Phase 3 clinical trials are not the endpoint for research on any vaccine, including vaccines. JNJ is planning long-term monitoring of the vaccine, watching for any safety signals and changes in vaccine effectiveness over time from the CDC and other groups. We will probably see many peer-reviewed published articles appearing every month with new data from this vaccine.
JNJ is also planning to do three additional actions long-term with the vaccine:
- Active follow-up for safety. JNJ intends to conduct retrospective analyses of medical and pharmacy claims to analyze observed vs predicted rates of adverse events.
- Real-world effectiveness study. JNJ will also continue to monitor effectiveness over time.
In case you do not want to read all the details above, here is a summary of the Johnson and Johnson adenovirus COVID-19 vaccine:
- Ingredients – nothing remarkable
- Dosage – one dose
- Storage conditions – refrigerator
- Clinical trial demographics and included comorbidities – 40,000 individuals roughly divided equally between placebo and vaccine groups. The study was performed across the world, was balanced demographically, and included numerous comorbidities.
- Adverse events – minor adverse events were expected as with most vaccines. Serious adverse events and deaths were not vaccine-related, and the incidence was approximately equal in both vaccine and placebo groups.
- Effectiveness – the vaccine reduces the risk of COVID-19 by 81.7% compared to placebo for severe COVID-19 disease.
- JNJ will continue to monitor the safety and effectiveness of the vaccine over the next few years and will perform additional studies to include pregnant women and to determine long-term effectiveness.
The Johnson and Johnson vaccine was actually developed by a Belgian subsidiary of JNJ, Janssen Pharmaceuticals. Most news outlets refer to the vaccine as from Johnson and Johnson or JNJ, but a few people call it a Janssen vaccine. Dr. Anthony Fauci usually refers to it as the Janssen vaccine.

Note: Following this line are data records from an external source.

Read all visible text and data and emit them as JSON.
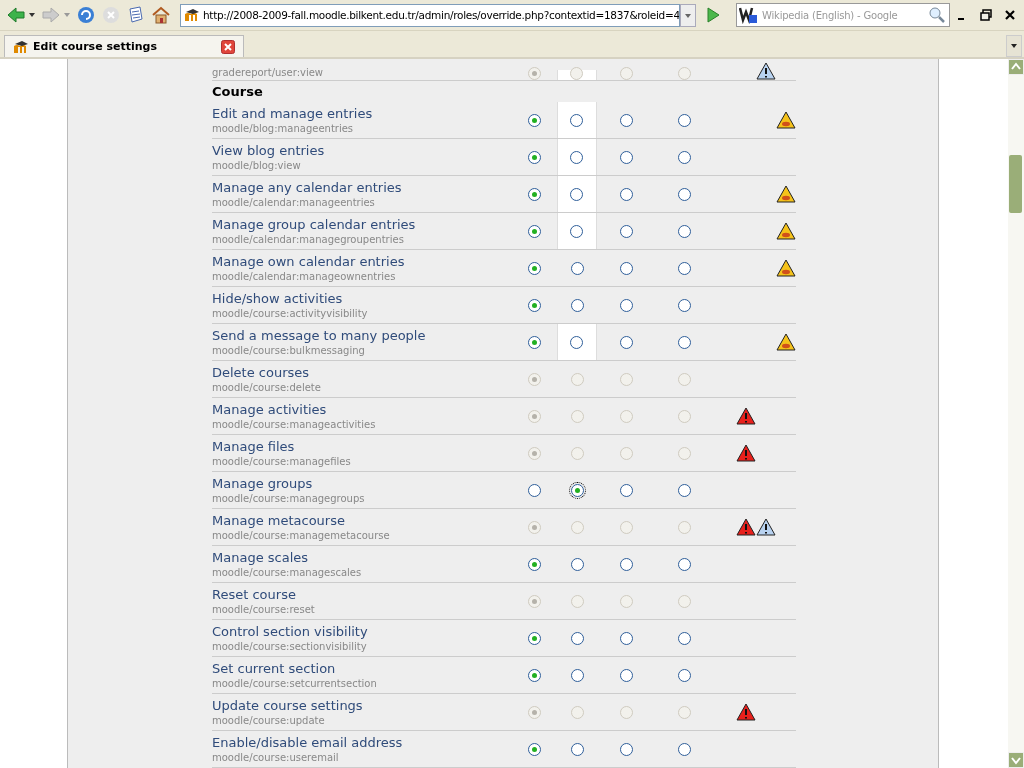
{
  "browser": {
    "url": "http://2008-2009-fall.moodle.bilkent.edu.tr/admin/roles/override.php?contextid=1837&roleid=4",
    "search_placeholder": "Wikipedia (English) - Google"
  },
  "tab": {
    "title": "Edit course settings"
  },
  "partial_row": {
    "capability": "gradereport/user:view",
    "disabled": true,
    "highlight": true,
    "options": [
      {
        "selected": true
      },
      {
        "selected": false
      },
      {
        "selected": false
      },
      {
        "selected": false
      }
    ],
    "risks": [
      {
        "kind": "personal"
      }
    ]
  },
  "section": "Course",
  "rows": [
    {
      "name": "Edit and manage entries",
      "capability": "moodle/blog:manageentries",
      "disabled": false,
      "highlight": true,
      "options": [
        {
          "selected": true
        },
        {
          "selected": false
        },
        {
          "selected": false
        },
        {
          "selected": false
        }
      ],
      "risks": [
        {
          "kind": "spam"
        }
      ]
    },
    {
      "name": "View blog entries",
      "capability": "moodle/blog:view",
      "disabled": false,
      "highlight": true,
      "options": [
        {
          "selected": true
        },
        {
          "selected": false
        },
        {
          "selected": false
        },
        {
          "selected": false
        }
      ],
      "risks": []
    },
    {
      "name": "Manage any calendar entries",
      "capability": "moodle/calendar:manageentries",
      "disabled": false,
      "highlight": true,
      "options": [
        {
          "selected": true
        },
        {
          "selected": false
        },
        {
          "selected": false
        },
        {
          "selected": false
        }
      ],
      "risks": [
        {
          "kind": "spam"
        }
      ]
    },
    {
      "name": "Manage group calendar entries",
      "capability": "moodle/calendar:managegroupentries",
      "disabled": false,
      "highlight": true,
      "options": [
        {
          "selected": true
        },
        {
          "selected": false
        },
        {
          "selected": false
        },
        {
          "selected": false
        }
      ],
      "risks": [
        {
          "kind": "spam"
        }
      ]
    },
    {
      "name": "Manage own calendar entries",
      "capability": "moodle/calendar:manageownentries",
      "disabled": false,
      "highlight": false,
      "options": [
        {
          "selected": true
        },
        {
          "selected": false
        },
        {
          "selected": false
        },
        {
          "selected": false
        }
      ],
      "risks": [
        {
          "kind": "spam"
        }
      ]
    },
    {
      "name": "Hide/show activities",
      "capability": "moodle/course:activityvisibility",
      "disabled": false,
      "highlight": false,
      "options": [
        {
          "selected": true
        },
        {
          "selected": false
        },
        {
          "selected": false
        },
        {
          "selected": false
        }
      ],
      "risks": []
    },
    {
      "name": "Send a message to many people",
      "capability": "moodle/course:bulkmessaging",
      "disabled": false,
      "highlight": true,
      "options": [
        {
          "selected": true
        },
        {
          "selected": false
        },
        {
          "selected": false
        },
        {
          "selected": false
        }
      ],
      "risks": [
        {
          "kind": "spam"
        }
      ]
    },
    {
      "name": "Delete courses",
      "capability": "moodle/course:delete",
      "disabled": true,
      "highlight": false,
      "options": [
        {
          "selected": true
        },
        {
          "selected": false
        },
        {
          "selected": false
        },
        {
          "selected": false
        }
      ],
      "risks": []
    },
    {
      "name": "Manage activities",
      "capability": "moodle/course:manageactivities",
      "disabled": true,
      "highlight": false,
      "options": [
        {
          "selected": true
        },
        {
          "selected": false
        },
        {
          "selected": false
        },
        {
          "selected": false
        }
      ],
      "risks": [
        {
          "kind": "config"
        }
      ]
    },
    {
      "name": "Manage files",
      "capability": "moodle/course:managefiles",
      "disabled": true,
      "highlight": false,
      "options": [
        {
          "selected": true
        },
        {
          "selected": false
        },
        {
          "selected": false
        },
        {
          "selected": false
        }
      ],
      "risks": [
        {
          "kind": "config"
        }
      ]
    },
    {
      "name": "Manage groups",
      "capability": "moodle/course:managegroups",
      "disabled": false,
      "highlight": false,
      "options": [
        {
          "selected": false
        },
        {
          "selected": true
        },
        {
          "selected": false
        },
        {
          "selected": false
        }
      ],
      "risks": []
    },
    {
      "name": "Manage metacourse",
      "capability": "moodle/course:managemetacourse",
      "disabled": true,
      "highlight": false,
      "options": [
        {
          "selected": true
        },
        {
          "selected": false
        },
        {
          "selected": false
        },
        {
          "selected": false
        }
      ],
      "risks": [
        {
          "kind": "config"
        },
        {
          "kind": "personal"
        }
      ]
    },
    {
      "name": "Manage scales",
      "capability": "moodle/course:managescales",
      "disabled": false,
      "highlight": false,
      "options": [
        {
          "selected": true
        },
        {
          "selected": false
        },
        {
          "selected": false
        },
        {
          "selected": false
        }
      ],
      "risks": []
    },
    {
      "name": "Reset course",
      "capability": "moodle/course:reset",
      "disabled": true,
      "highlight": false,
      "options": [
        {
          "selected": true
        },
        {
          "selected": false
        },
        {
          "selected": false
        },
        {
          "selected": false
        }
      ],
      "risks": []
    },
    {
      "name": "Control section visibility",
      "capability": "moodle/course:sectionvisibility",
      "disabled": false,
      "highlight": false,
      "options": [
        {
          "selected": true
        },
        {
          "selected": false
        },
        {
          "selected": false
        },
        {
          "selected": false
        }
      ],
      "risks": []
    },
    {
      "name": "Set current section",
      "capability": "moodle/course:setcurrentsection",
      "disabled": false,
      "highlight": false,
      "options": [
        {
          "selected": true
        },
        {
          "selected": false
        },
        {
          "selected": false
        },
        {
          "selected": false
        }
      ],
      "risks": []
    },
    {
      "name": "Update course settings",
      "capability": "moodle/course:update",
      "disabled": true,
      "highlight": false,
      "options": [
        {
          "selected": true
        },
        {
          "selected": false
        },
        {
          "selected": false
        },
        {
          "selected": false
        }
      ],
      "risks": [
        {
          "kind": "config"
        }
      ]
    },
    {
      "name": "Enable/disable email address",
      "capability": "moodle/course:useremail",
      "disabled": false,
      "highlight": false,
      "options": [
        {
          "selected": true
        },
        {
          "selected": false
        },
        {
          "selected": false
        },
        {
          "selected": false
        }
      ],
      "risks": []
    }
  ]
}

- Chawla T, Khanna N, Swaminathan S. Adenovirus-vectored vaccines. Expert Opin Ther Pat. 2008 Mar;18(3):293-307. doi: 10.1517/135437188.8.131.523. PMID: 20144086.